same housing community” all his life and had no
problems until both defendants - the same Mr. Byron, who is
claimed to have participated in the 2004 incident, as well as
Mr. Robert Moroe, who does not appear to be accused of having
been involved in the 2004 incident - started “working
there” in unspecified positions. ECF No. 6 at 7.
Against Mr. Moroe, the Amended Complaint alleges that he has
used “fo[u]l language, ”
“stalk[ed]/film[ed]” Plaintiff, harassed and
threatened to sue the agency where Plaintiff volunteers,
asked for Plaintiff's personal information, had

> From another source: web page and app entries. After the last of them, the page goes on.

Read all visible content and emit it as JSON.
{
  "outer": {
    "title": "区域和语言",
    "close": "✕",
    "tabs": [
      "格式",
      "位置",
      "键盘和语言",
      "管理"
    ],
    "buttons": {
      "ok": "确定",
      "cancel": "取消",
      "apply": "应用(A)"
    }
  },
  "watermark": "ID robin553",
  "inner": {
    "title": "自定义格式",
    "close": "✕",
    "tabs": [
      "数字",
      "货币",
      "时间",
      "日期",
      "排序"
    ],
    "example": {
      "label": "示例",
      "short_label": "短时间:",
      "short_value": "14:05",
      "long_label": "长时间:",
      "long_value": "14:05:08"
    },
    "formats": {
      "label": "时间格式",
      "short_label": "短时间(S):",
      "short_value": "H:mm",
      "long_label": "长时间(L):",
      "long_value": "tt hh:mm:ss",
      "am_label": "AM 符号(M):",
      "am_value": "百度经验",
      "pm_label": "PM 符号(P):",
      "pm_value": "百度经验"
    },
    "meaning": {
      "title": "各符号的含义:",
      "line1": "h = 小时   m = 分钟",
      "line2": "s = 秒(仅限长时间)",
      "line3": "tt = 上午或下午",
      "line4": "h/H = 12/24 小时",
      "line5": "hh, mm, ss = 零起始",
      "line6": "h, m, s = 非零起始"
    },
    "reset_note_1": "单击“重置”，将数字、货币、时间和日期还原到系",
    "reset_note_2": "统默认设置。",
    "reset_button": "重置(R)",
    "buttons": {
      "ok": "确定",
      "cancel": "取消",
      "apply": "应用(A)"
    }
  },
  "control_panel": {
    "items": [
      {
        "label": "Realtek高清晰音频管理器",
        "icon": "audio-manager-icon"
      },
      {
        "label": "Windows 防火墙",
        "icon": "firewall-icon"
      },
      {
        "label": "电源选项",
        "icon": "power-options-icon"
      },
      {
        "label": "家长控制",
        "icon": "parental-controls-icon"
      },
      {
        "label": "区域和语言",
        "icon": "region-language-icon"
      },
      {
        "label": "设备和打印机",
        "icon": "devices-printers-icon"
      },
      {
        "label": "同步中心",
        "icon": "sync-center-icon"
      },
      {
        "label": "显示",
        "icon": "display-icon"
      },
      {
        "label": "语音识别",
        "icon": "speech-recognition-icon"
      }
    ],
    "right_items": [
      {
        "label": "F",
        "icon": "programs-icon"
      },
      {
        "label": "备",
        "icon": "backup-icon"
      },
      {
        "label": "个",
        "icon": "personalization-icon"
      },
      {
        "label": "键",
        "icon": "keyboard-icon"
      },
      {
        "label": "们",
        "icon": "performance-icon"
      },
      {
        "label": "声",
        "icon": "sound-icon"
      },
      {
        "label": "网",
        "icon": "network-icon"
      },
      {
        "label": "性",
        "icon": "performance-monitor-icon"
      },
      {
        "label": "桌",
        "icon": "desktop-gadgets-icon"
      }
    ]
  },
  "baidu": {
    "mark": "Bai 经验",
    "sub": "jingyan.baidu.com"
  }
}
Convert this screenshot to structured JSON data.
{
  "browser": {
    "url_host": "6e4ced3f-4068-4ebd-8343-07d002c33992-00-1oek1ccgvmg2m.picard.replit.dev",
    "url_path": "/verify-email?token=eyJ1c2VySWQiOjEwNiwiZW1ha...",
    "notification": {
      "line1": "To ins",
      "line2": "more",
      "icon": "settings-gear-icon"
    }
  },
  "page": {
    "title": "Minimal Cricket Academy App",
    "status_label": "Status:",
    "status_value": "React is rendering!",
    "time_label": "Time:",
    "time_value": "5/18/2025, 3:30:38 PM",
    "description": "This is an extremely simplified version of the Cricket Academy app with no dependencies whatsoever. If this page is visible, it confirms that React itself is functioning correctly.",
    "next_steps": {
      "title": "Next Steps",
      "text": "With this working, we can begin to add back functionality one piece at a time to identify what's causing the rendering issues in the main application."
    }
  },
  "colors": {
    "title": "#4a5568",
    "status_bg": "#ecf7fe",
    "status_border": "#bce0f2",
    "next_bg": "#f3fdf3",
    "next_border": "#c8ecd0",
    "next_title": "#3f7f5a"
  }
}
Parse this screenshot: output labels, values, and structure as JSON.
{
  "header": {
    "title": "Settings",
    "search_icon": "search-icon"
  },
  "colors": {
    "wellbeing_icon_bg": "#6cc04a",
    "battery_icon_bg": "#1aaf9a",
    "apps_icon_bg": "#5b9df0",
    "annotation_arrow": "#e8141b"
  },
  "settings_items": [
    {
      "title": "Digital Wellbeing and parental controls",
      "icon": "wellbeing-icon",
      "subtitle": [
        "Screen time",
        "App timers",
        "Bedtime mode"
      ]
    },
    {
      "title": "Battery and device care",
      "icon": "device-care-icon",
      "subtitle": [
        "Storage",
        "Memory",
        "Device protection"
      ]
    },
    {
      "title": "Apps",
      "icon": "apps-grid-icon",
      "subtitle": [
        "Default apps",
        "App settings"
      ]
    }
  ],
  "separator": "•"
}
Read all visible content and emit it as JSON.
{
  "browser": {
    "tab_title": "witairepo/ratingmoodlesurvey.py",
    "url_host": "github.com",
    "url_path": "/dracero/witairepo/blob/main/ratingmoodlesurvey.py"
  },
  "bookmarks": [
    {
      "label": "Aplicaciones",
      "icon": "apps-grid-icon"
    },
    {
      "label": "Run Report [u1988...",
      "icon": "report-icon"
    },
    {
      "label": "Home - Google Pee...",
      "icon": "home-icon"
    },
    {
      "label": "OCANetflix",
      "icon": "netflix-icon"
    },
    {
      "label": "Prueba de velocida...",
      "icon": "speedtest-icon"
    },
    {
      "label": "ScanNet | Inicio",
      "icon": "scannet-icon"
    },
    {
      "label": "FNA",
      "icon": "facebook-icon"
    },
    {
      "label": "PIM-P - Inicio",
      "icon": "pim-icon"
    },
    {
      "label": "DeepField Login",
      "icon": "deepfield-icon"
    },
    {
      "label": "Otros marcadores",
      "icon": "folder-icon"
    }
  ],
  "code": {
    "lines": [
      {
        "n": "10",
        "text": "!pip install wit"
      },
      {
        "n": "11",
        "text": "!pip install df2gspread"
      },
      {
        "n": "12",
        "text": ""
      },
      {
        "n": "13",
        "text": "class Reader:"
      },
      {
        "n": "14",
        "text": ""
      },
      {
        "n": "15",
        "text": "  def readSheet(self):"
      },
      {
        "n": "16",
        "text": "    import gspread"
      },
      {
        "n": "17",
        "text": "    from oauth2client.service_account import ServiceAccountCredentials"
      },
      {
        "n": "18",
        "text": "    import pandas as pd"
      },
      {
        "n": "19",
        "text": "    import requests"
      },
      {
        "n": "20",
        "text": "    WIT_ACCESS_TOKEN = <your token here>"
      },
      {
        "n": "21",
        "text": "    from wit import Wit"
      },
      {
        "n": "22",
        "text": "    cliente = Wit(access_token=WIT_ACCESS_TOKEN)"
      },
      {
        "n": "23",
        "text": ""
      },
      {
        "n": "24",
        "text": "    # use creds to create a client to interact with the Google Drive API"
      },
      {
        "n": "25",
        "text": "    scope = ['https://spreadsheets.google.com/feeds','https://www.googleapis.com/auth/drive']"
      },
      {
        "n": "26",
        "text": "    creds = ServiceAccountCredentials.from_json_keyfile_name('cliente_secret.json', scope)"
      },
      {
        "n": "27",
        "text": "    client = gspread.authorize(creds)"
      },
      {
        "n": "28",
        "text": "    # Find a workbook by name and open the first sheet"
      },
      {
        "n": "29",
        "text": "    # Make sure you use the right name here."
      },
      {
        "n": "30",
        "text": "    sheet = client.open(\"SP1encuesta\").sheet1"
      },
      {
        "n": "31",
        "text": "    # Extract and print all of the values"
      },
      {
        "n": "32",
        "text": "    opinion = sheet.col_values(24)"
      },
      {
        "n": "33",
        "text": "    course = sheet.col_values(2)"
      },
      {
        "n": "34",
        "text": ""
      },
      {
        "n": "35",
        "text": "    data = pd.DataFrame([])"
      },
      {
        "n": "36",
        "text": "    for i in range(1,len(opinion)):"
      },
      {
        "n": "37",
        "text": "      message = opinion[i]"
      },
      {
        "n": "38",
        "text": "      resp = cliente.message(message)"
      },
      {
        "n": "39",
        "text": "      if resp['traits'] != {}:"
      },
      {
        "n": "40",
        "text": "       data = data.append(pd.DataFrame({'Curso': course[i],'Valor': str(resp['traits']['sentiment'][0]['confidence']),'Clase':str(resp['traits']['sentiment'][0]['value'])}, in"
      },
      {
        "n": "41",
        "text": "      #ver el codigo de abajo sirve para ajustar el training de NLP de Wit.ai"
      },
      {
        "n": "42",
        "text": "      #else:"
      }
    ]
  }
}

Plaintiff's car towed, wrote a letter that falsely
claimed that Plaintiff's son could not visit, and
defamed, embarrassed and humiliated Plaintiff. Id.
Against Mr. Byron, aside from the injury arising from the
2004 incident, the Amended Complaint alleges that he arranged
to have Plaintiff's car towed, called Plaintiff
“racial slurs, ” “had [Plaintiff]
evicted” (apparently from one unit to another that
Plaintiff claims is unsuited to his disability) and sat in
front of Plaintiff's house on March 6 of an unspecified
year, which Plaintiff found to be intimidating. Id.
The Amended Complaint contains no plausible facts permitting
the inference that this conduct is actionable or that either
of the named defendants is somehow legally responsible.
on these allegations, Plaintiff seeks to “finally
attain support and validation that these have been acts of
racism and harassment.” ECF No. 6 at 7. He also seeks
monetary damages for pain and suffering and defamation. He
asks the Court to provide a remedy that acknowledges the
falsity of Defendants' statement that he (Plaintiff) is
“a liar and a man on a witch hunt.” Id.
To invoke federal question jurisdiction,  on his civil
cover sheet, Plaintiff wrote “1983, ” ECF No. 6
at 24, presumably reflecting his intent to rely on 42 U.S.C.
§ 1983, although the Amended Complaint does not refer to
any claims grounded in the United States Constitution. In the
body of the Amended ...